EXERCISE INSTRUCTIONS: Would you please copy each line of the data in which the string "symbol" occurs?

[[ INPUT FOR THIS TASK, beginning ]]

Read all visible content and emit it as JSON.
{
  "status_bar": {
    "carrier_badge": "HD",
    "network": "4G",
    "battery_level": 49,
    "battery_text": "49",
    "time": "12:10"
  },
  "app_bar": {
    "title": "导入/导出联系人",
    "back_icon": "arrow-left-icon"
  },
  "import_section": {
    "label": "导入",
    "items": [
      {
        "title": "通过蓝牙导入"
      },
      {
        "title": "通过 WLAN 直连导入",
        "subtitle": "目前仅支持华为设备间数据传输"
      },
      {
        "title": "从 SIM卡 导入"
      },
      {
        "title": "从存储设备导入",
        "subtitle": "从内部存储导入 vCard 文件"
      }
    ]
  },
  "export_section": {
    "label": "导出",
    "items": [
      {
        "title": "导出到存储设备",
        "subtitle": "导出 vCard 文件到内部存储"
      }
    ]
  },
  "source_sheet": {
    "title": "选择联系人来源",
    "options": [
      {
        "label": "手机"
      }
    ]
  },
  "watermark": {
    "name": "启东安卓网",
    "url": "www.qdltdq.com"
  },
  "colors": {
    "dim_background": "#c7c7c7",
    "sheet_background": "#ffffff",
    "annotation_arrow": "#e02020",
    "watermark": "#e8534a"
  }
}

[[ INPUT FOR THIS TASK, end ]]
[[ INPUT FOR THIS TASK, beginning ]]

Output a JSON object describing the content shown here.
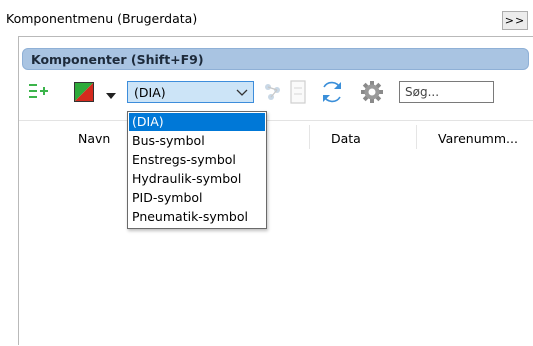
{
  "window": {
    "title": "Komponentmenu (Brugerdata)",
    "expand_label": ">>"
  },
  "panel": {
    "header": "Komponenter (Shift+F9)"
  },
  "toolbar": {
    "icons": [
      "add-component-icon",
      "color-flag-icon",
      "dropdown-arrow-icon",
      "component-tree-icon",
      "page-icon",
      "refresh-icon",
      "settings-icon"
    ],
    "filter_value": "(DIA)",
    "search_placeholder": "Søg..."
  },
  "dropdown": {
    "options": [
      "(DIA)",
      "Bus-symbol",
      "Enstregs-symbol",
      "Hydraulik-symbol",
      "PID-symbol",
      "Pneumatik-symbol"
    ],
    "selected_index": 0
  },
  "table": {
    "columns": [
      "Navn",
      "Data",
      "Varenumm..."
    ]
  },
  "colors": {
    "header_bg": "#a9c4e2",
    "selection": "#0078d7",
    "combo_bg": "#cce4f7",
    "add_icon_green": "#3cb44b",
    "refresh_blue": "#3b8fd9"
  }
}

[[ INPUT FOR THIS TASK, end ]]

REPLY TO THE EXERCISE:
      "Bus-symbol",
      "Enstregs-symbol",
      "Hydraulik-symbol",
      "PID-symbol",
      "Pneumatik-symbol"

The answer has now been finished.